The purpose of Little League is to teach baseball skills to young men. Obviously, a team which does not play well in a given game, yet is given the opportunity to blame that loss on an umpire for one call or two, is being given the chance to take all responsibility for the loss from their shoulders. A parent or adult leader who permits the younger player to blame his failures on an umpire, regardless of the quality of that umpire, is doing the worst kind of injustice to that youngster. Rather than learning responsibility, such an attitude is fostering an improper outlook toward the ideals of the game itself. This irresponsibility is bound to carry over to future years.
As I sit here writing this letter, I am no longer as upset as I was this afternoon, I wanted to quit umpiring, but fortunately, my wife reminded me of another situation that occurred last week. I was umpiring behind the plate for a pitcher who pantomimed his displeasure at any call on a borderline pitch that was not in his team's favor. One could sense that he wanted the crowd to realize that he was a fine, talented player who was doing his best to get along, but that I was a black-hearted villain who was working against him. The kid continued acting like this for two innings, while at the same time yelling at his own players, who dared to make a mistake. For two innings the manager watched this. When the kid returned to the dugout to bat in the top of the third, the manager called him aside. In a voice loud enough that I was able to overhear, the lecture went like this: "Listen son, it is time you make a decision. You can be an umpire, an actor, or a pitcher. But you can only be one at a time when you are playing for me. Right now it is your job to pitch. And, you are basically doing a lousy job. Leave the acting to actors, the umpiring to the umpires, or you won't do any pitching here. Now what is it going to be?"

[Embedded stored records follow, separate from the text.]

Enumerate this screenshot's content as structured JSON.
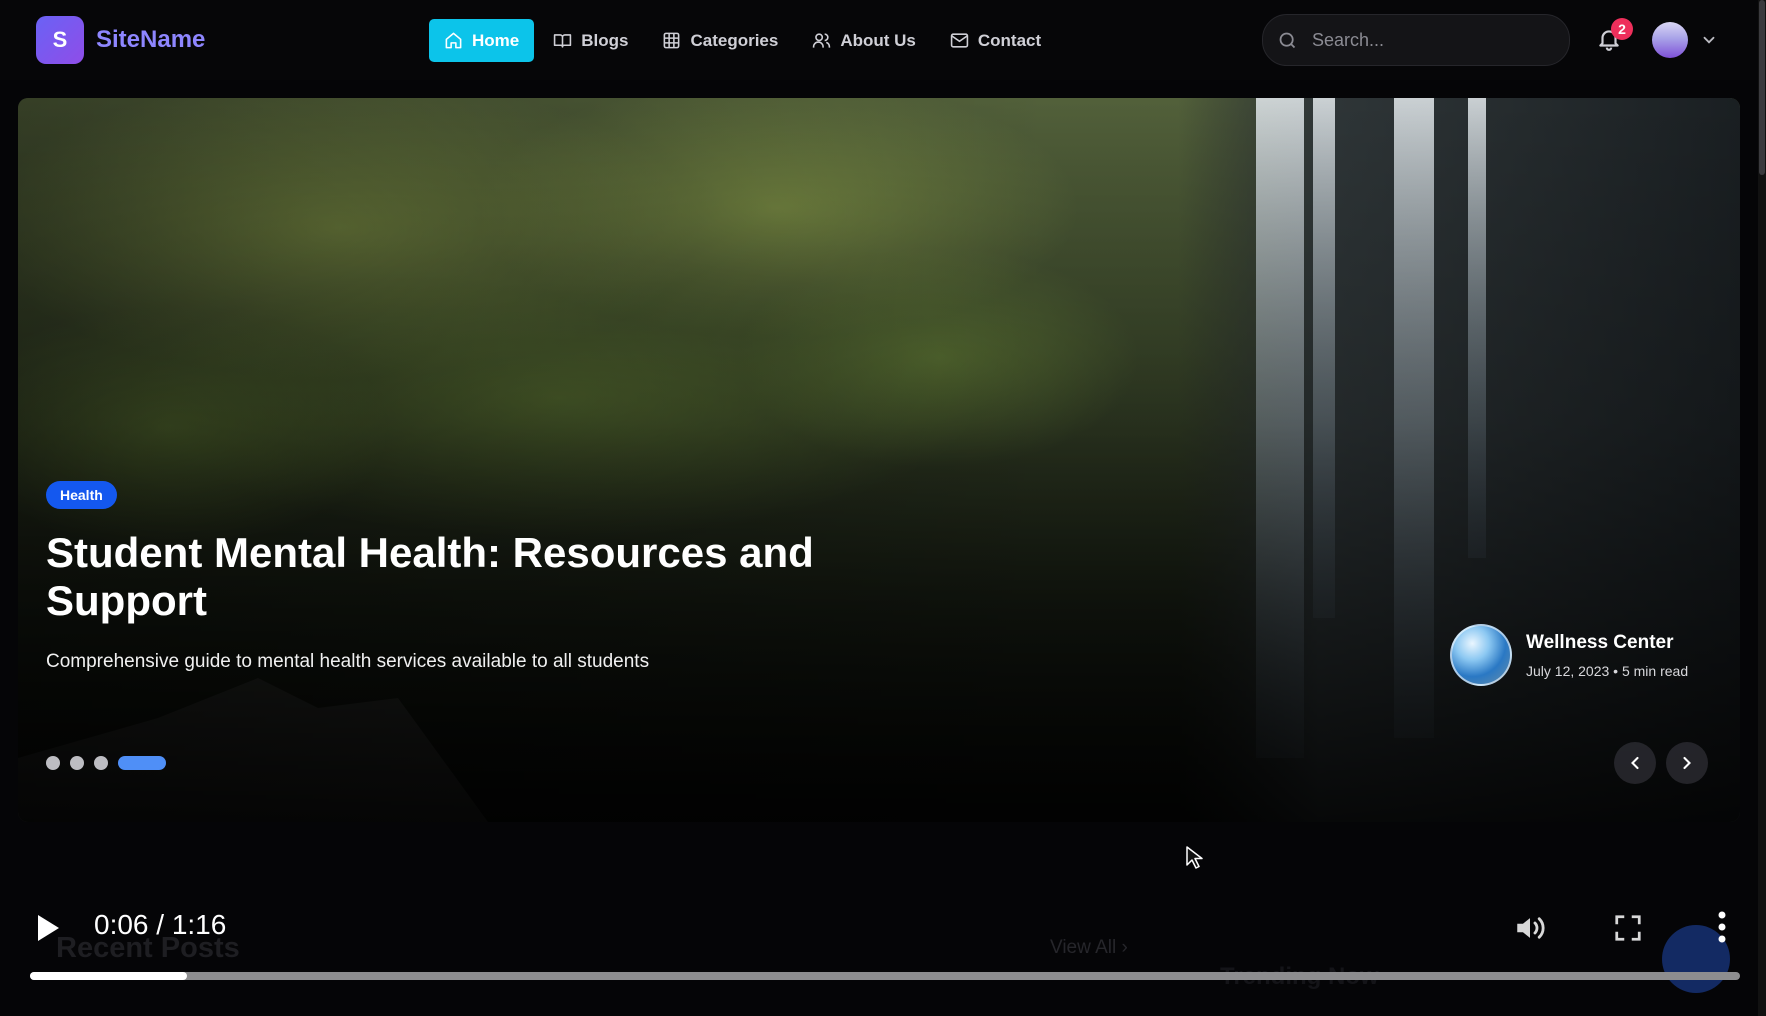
{
  "brand": {
    "logo_letter": "S",
    "name": "SiteName"
  },
  "nav": {
    "items": [
      {
        "label": "Home",
        "icon": "home-icon",
        "active": true
      },
      {
        "label": "Blogs",
        "icon": "book-icon",
        "active": false
      },
      {
        "label": "Categories",
        "icon": "grid-icon",
        "active": false
      },
      {
        "label": "About Us",
        "icon": "users-icon",
        "active": false
      },
      {
        "label": "Contact",
        "icon": "mail-icon",
        "active": false
      }
    ]
  },
  "search": {
    "placeholder": "Search...",
    "value": ""
  },
  "notifications": {
    "count": "2"
  },
  "hero": {
    "tag": "Health",
    "title": "Student Mental Health: Resources and Support",
    "subtitle": "Comprehensive guide to mental health services available to all students",
    "author": {
      "name": "Wellness Center",
      "meta": "July 12, 2023 • 5 min read"
    },
    "slides_total": 4,
    "active_slide": 4
  },
  "below_fold": {
    "section_title": "Recent Posts",
    "view_all": "View All ›",
    "trending": "Trending Now"
  },
  "player": {
    "time": "0:06 / 1:16",
    "progress_fraction": 0.092
  },
  "colors": {
    "accent_cyan": "#0cc4ea",
    "brand_purple": "#8e86ff",
    "tag_blue": "#1458ef",
    "badge_red": "#ee2f5b",
    "active_dot": "#4f8ff7"
  }
}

Needless to say, the kid chose the pitching route and went on to win the game. When the game was over the kid followed me to my car. Fighting his hardest to keep back the tears he apologized for his actions and thanked me for umpiring his game. He said he had learned a lesson that he would never forget.
I can't help but wonder how many more fine young men are missing their chance to develop into outstanding ball players because their parents allow them to spend more time making excuses than encouraging them to recognize and correct their mistakes."
The following morning, Donald Jensen died of a brain concussion.
The next time you want to give an umpire a piece of your mind, maybe instead offer him a sincere "Good game, Ump" and recognize that it's only a youth baseball game.